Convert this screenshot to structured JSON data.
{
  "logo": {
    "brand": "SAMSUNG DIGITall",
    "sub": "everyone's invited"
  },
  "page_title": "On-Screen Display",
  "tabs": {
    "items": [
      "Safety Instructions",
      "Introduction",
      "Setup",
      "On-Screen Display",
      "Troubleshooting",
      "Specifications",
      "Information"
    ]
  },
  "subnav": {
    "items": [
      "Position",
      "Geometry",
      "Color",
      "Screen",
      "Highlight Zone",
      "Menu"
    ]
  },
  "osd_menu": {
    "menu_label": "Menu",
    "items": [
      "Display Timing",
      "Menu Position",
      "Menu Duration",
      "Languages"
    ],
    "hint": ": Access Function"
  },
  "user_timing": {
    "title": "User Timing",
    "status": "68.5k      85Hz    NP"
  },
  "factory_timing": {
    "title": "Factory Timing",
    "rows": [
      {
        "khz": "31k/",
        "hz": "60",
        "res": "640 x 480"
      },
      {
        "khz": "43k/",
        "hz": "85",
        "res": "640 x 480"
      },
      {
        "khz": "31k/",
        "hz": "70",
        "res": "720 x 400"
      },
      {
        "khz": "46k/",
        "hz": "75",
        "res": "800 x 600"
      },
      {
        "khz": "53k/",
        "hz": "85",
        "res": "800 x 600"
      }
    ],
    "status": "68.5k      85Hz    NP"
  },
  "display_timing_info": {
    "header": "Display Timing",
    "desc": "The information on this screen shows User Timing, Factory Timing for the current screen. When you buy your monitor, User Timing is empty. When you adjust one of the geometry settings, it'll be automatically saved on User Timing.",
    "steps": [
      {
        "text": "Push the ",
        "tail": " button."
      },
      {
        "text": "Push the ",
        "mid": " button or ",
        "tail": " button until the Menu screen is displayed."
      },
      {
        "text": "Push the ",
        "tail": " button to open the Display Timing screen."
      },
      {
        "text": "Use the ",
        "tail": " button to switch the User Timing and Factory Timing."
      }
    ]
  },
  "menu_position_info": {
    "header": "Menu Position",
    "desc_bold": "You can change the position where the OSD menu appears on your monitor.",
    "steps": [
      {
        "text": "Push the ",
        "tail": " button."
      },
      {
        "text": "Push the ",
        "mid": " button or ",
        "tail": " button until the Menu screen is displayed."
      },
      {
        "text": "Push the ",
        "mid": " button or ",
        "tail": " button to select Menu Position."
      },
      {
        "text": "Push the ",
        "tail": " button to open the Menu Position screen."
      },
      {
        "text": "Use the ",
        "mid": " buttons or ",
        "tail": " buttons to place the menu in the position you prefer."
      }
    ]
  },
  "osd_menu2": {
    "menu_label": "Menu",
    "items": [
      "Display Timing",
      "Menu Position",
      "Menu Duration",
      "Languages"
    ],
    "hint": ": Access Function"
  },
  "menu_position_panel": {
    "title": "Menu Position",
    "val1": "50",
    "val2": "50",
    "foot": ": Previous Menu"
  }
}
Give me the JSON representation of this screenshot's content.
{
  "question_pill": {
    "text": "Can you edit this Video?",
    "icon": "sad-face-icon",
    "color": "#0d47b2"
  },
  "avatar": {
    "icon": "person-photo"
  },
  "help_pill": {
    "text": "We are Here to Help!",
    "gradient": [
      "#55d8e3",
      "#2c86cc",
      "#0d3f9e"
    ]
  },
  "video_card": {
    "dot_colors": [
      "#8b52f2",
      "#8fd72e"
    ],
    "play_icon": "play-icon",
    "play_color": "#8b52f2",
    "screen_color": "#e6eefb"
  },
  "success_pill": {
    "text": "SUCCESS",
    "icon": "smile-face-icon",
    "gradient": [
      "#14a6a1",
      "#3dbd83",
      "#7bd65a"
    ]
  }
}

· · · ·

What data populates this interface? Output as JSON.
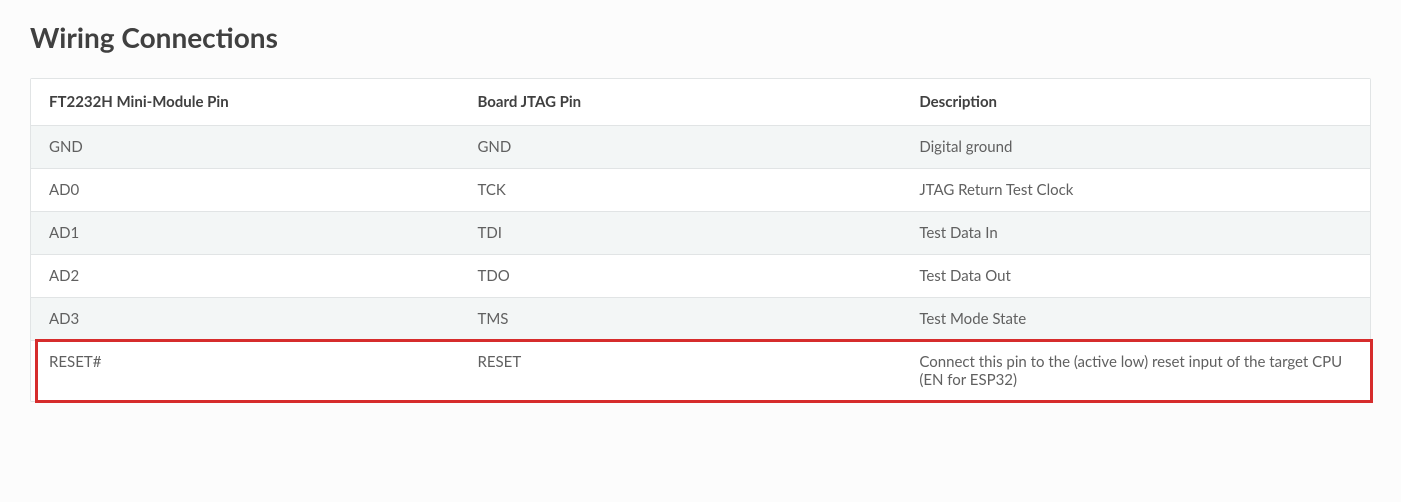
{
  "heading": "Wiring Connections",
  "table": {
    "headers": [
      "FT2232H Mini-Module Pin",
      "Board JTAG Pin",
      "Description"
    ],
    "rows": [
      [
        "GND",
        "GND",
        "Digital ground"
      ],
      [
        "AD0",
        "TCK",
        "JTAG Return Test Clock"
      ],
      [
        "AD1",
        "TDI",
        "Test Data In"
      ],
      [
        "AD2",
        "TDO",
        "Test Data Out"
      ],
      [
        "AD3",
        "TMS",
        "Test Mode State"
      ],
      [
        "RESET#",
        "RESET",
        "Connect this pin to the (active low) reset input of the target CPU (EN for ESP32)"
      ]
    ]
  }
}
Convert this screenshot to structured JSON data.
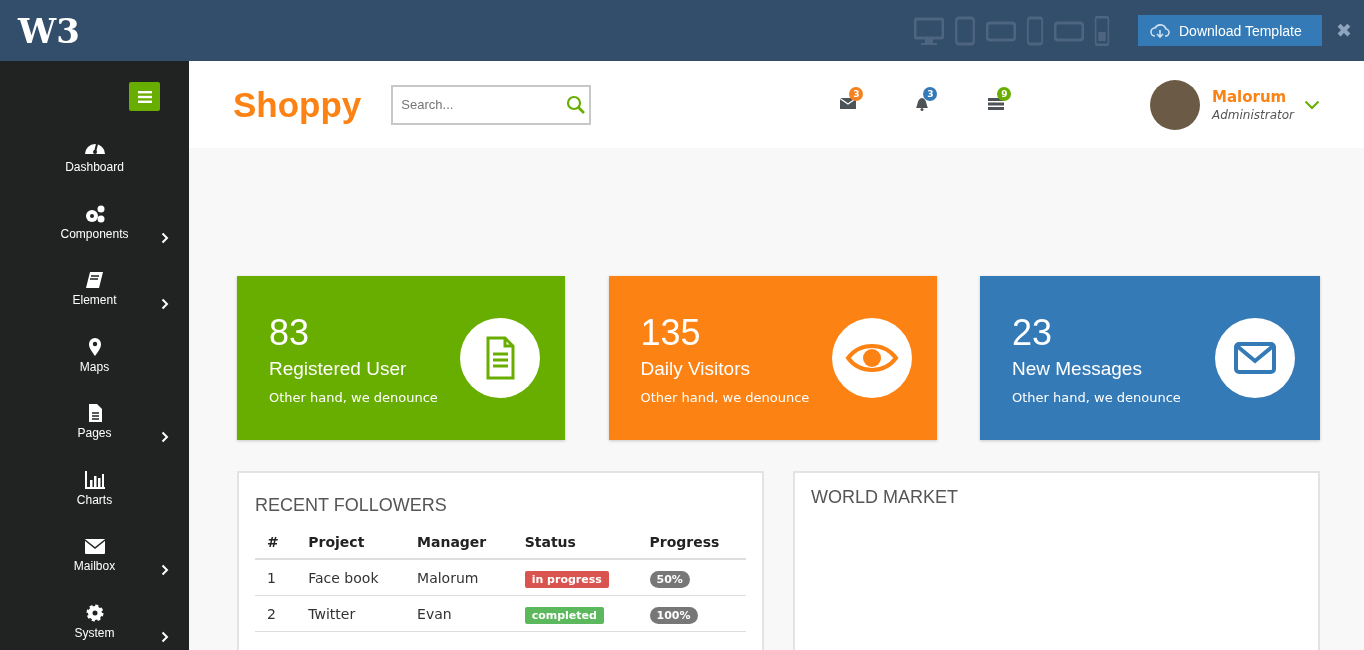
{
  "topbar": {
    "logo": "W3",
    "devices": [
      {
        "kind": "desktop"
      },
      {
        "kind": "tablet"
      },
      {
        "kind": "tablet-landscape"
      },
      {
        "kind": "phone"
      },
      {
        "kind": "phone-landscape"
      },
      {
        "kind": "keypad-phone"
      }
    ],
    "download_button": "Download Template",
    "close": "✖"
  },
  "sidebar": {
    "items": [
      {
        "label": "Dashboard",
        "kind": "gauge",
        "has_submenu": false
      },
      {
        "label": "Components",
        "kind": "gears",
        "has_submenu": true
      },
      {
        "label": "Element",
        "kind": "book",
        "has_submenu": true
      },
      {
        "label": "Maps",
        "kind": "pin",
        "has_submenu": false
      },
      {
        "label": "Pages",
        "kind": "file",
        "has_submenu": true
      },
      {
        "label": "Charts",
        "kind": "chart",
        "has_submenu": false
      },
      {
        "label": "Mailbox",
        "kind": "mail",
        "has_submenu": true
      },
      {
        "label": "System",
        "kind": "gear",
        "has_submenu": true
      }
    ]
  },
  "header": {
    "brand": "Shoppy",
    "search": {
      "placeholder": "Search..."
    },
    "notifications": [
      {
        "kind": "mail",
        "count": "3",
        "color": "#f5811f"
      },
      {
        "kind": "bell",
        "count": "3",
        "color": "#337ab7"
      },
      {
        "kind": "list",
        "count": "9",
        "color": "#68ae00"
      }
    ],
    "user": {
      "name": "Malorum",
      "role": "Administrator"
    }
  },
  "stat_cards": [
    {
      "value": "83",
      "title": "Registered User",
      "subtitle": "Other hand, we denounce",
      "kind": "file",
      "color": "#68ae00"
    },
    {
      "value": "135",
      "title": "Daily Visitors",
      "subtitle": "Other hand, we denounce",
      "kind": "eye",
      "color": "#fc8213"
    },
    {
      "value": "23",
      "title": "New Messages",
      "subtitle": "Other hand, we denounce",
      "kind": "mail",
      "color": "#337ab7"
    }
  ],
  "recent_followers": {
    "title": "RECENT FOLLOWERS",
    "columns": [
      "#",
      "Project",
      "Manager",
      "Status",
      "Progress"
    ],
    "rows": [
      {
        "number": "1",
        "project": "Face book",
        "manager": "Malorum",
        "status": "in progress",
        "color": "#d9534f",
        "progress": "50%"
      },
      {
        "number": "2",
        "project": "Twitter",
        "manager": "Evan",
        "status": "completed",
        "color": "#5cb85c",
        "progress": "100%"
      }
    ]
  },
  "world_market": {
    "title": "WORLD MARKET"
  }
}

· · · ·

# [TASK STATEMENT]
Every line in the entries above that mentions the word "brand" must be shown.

# [ANSWER SECTION]
    "brand": "SAMSUNG DIGITall",
    "brand": "Shoppy",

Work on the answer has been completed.